Show all lines from the records below in which the string "content" is present.

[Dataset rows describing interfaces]
————————
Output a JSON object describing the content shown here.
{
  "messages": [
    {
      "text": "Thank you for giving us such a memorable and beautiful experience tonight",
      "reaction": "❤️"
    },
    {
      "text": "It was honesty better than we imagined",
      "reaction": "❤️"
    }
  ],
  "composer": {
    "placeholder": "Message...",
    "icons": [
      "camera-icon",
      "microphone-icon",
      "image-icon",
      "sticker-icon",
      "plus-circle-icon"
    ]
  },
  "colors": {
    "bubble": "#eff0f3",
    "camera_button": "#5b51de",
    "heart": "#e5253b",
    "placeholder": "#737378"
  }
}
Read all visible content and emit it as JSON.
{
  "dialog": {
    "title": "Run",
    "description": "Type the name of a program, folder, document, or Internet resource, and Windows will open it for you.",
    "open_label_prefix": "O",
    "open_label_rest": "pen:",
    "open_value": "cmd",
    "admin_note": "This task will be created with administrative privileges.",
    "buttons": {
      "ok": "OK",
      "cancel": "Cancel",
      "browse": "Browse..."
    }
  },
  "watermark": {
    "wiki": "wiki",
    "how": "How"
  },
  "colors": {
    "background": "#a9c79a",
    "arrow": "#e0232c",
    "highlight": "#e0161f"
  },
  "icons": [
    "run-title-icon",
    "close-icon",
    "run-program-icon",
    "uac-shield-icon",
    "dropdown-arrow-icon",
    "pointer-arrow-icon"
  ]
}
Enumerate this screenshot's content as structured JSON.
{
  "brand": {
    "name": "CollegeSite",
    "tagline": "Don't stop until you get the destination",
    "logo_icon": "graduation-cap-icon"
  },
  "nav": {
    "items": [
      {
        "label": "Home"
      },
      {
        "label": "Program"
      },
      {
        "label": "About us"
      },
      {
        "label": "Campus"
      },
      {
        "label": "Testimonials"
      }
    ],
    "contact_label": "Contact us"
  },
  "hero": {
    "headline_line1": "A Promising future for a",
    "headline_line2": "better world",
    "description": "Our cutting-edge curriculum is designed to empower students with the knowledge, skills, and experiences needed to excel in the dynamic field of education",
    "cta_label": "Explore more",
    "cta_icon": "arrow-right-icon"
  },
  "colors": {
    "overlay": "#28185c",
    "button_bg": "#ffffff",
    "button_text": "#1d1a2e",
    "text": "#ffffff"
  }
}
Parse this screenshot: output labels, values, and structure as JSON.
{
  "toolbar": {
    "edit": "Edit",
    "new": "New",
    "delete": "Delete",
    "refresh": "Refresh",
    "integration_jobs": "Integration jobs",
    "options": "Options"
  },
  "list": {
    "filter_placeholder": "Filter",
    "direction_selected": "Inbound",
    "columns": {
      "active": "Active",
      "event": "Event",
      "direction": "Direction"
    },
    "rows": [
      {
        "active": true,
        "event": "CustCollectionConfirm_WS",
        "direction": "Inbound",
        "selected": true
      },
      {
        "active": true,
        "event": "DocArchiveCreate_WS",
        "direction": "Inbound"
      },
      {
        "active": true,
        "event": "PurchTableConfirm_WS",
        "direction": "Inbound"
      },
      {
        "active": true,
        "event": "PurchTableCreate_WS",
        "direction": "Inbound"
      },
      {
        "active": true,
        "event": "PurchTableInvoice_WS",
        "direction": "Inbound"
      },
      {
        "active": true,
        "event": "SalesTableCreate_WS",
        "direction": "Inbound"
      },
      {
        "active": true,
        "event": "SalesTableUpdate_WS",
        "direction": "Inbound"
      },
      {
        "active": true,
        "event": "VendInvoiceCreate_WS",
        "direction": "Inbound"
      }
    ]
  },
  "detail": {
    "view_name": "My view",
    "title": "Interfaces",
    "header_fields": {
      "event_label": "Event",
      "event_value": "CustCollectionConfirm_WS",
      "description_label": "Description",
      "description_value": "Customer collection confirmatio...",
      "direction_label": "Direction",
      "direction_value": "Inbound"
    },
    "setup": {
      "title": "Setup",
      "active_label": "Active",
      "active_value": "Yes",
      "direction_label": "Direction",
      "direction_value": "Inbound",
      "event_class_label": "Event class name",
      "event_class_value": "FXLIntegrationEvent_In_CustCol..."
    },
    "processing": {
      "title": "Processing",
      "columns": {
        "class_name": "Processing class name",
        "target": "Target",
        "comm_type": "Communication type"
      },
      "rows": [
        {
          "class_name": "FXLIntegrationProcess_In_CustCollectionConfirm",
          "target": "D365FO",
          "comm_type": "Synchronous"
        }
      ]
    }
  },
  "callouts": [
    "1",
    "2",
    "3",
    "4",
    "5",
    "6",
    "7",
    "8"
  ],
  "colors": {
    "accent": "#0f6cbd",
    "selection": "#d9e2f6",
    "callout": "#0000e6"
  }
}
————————
■ **REPLY**:
Output a JSON object describing the content shown here.
Read all visible content and emit it as JSON.
Enumerate this screenshot's content as structured JSON.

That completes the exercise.